Which protocol supports sharing the VLAN configuration between two or more switches?
Click on the arrows to vote for the correct answerA. B. C. D.
"VTP allows a network manager to configure a switch so that it will propagate VLAN configurations to other switches in the network"
VTP minimizes misconfigurations and configuration inconsistencies that can cause problems, such as duplicate VLAN names or incorrect VLAN-type specifications. VTP helps you simplify management of the VLAN database across multiple switches. VTP is a Cisco-proprietary protocol and is available on most of the Cisco switches.
The protocol that supports sharing the VLAN configuration between two or more switches is the VLAN Trunking Protocol (VTP), which is answer C.

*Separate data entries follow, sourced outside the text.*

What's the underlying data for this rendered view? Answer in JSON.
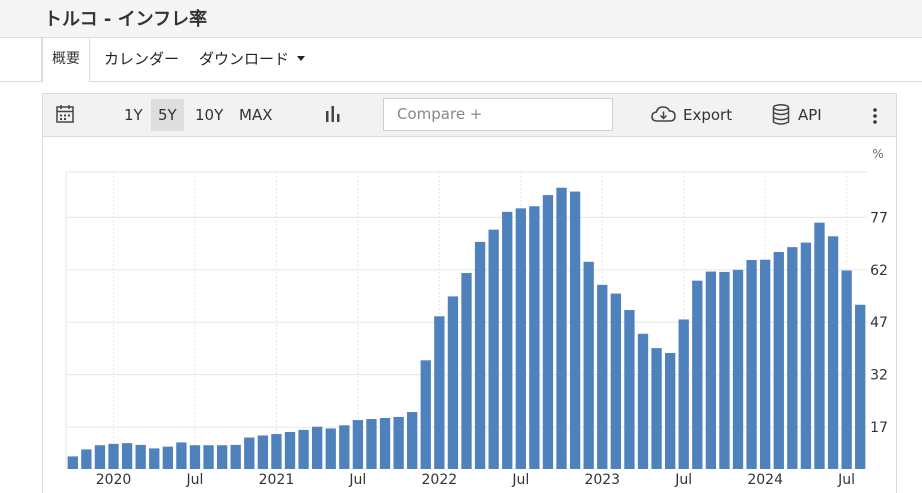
{
  "page": {
    "title": "トルコ - インフレ率"
  },
  "tabs": [
    {
      "label": "概要",
      "active": true
    },
    {
      "label": "カレンダー",
      "active": false
    },
    {
      "label": "ダウンロード",
      "active": false
    }
  ],
  "toolbar": {
    "ranges": [
      "1Y",
      "5Y",
      "10Y",
      "MAX"
    ],
    "active_range": "5Y",
    "compare_placeholder": "Compare +",
    "export_label": "Export",
    "api_label": "API"
  },
  "colors": {
    "bar": "#4f81bd",
    "grid": "#e6e6e6"
  },
  "chart_data": {
    "type": "bar",
    "unit_label": "%",
    "ylim": [
      5,
      90
    ],
    "yticks": [
      17,
      32,
      47,
      62,
      77
    ],
    "grid": true,
    "x_tick_labels": [
      {
        "label": "2020",
        "index": 3
      },
      {
        "label": "Jul",
        "index": 9
      },
      {
        "label": "2021",
        "index": 15
      },
      {
        "label": "Jul",
        "index": 21
      },
      {
        "label": "2022",
        "index": 27
      },
      {
        "label": "Jul",
        "index": 33
      },
      {
        "label": "2023",
        "index": 39
      },
      {
        "label": "Jul",
        "index": 45
      },
      {
        "label": "2024",
        "index": 51
      },
      {
        "label": "Jul",
        "index": 57
      }
    ],
    "categories": [
      "2019-10",
      "2019-11",
      "2019-12",
      "2020-01",
      "2020-02",
      "2020-03",
      "2020-04",
      "2020-05",
      "2020-06",
      "2020-07",
      "2020-08",
      "2020-09",
      "2020-10",
      "2020-11",
      "2020-12",
      "2021-01",
      "2021-02",
      "2021-03",
      "2021-04",
      "2021-05",
      "2021-06",
      "2021-07",
      "2021-08",
      "2021-09",
      "2021-10",
      "2021-11",
      "2021-12",
      "2022-01",
      "2022-02",
      "2022-03",
      "2022-04",
      "2022-05",
      "2022-06",
      "2022-07",
      "2022-08",
      "2022-09",
      "2022-10",
      "2022-11",
      "2022-12",
      "2023-01",
      "2023-02",
      "2023-03",
      "2023-04",
      "2023-05",
      "2023-06",
      "2023-07",
      "2023-08",
      "2023-09",
      "2023-10",
      "2023-11",
      "2023-12",
      "2024-01",
      "2024-02",
      "2024-03",
      "2024-04",
      "2024-05",
      "2024-06",
      "2024-07",
      "2024-08"
    ],
    "values": [
      8.6,
      10.6,
      11.8,
      12.2,
      12.4,
      11.9,
      10.9,
      11.4,
      12.6,
      11.8,
      11.8,
      11.8,
      11.9,
      14.0,
      14.6,
      15.0,
      15.6,
      16.2,
      17.1,
      16.6,
      17.5,
      19.0,
      19.3,
      19.6,
      19.9,
      21.3,
      36.1,
      48.7,
      54.4,
      61.1,
      70.0,
      73.5,
      78.6,
      79.6,
      80.2,
      83.4,
      85.5,
      84.4,
      64.3,
      57.7,
      55.2,
      50.5,
      43.7,
      39.6,
      38.2,
      47.8,
      58.9,
      61.5,
      61.4,
      62.0,
      64.8,
      64.9,
      67.1,
      68.5,
      69.8,
      75.5,
      71.6,
      61.8,
      52.0
    ]
  }
}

VTP is a Cisco proprietary protocol that allows for the automatic propagation of VLAN configuration information throughout a switched network. VTP works by allowing one switch to act as a VTP server, which maintains a database of all VLANs configured on the network, and propagates this information to other switches in the network. VTP clients receive this information and use it to create VLANs and add ports to the appropriate VLANs.

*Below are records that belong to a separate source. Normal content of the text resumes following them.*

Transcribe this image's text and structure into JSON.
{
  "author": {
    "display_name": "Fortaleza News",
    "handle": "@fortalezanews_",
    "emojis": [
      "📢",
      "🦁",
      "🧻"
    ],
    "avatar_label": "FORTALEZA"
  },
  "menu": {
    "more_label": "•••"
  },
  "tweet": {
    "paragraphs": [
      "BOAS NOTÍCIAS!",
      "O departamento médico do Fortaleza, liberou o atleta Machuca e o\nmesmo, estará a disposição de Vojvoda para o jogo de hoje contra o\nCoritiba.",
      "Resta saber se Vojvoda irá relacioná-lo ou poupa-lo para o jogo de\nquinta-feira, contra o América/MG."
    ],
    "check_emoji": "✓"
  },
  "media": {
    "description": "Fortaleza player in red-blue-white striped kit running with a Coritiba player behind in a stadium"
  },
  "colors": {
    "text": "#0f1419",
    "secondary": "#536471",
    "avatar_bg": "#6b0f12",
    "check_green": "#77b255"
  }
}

VTP operates over Layer 2 trunk links using Ethernet frames. When a VTP server makes a change to the VLAN configuration, it sends out a VTP update message, which includes the new VLAN information as well as a revision number. VTP clients compare the revision number of incoming updates to their own revision number to determine if the update is more recent. If it is, the client updates its own VLAN database with the new information.
One important consideration when using VTP is to ensure that the VTP domain name is configured consistently across all switches in the network. This ensures that switches can properly communicate and synchronize their VLAN configurations.

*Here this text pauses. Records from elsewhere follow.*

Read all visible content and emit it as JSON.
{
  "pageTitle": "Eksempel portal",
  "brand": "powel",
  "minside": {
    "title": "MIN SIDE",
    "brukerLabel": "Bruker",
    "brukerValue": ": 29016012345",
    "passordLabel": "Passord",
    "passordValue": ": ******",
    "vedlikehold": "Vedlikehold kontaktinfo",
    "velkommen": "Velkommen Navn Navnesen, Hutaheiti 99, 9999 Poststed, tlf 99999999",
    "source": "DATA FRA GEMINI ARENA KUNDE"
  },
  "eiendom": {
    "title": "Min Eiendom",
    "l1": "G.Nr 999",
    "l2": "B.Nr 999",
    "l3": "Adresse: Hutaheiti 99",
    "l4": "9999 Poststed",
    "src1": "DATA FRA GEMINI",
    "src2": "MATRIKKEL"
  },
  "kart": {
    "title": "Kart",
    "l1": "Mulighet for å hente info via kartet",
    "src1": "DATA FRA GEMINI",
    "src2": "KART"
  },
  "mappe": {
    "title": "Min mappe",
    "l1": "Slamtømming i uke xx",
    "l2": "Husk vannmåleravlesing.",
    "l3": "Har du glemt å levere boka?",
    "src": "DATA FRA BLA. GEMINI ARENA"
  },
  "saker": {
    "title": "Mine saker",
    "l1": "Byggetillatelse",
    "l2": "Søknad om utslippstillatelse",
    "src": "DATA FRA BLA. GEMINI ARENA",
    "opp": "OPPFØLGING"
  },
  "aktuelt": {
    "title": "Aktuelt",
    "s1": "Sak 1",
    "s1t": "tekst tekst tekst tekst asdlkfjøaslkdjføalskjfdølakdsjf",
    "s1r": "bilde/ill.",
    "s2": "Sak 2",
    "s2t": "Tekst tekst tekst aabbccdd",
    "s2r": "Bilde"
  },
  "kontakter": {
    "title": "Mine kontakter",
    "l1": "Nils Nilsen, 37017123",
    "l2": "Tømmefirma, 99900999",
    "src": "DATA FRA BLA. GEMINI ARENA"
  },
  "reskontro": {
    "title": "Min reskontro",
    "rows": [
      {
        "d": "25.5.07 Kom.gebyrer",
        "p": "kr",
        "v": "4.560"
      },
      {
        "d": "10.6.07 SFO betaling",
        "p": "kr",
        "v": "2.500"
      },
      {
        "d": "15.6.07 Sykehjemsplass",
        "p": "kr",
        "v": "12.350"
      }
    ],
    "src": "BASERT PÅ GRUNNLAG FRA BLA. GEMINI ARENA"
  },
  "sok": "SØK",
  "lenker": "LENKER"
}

Multicast (answer A) is a method of transmitting data to multiple devices simultaneously using a single transmission. It is used in many networking protocols, including VTP.
Spanning Tree Protocol (STP) (answer B) is a Layer 2 protocol used to prevent loops in a network by selectively blocking certain switch ports.
Split-horizon (answer D) is a technique used in some routing protocols to prevent routing loops by preventing a route learned on one interface from being advertised back out the same interface.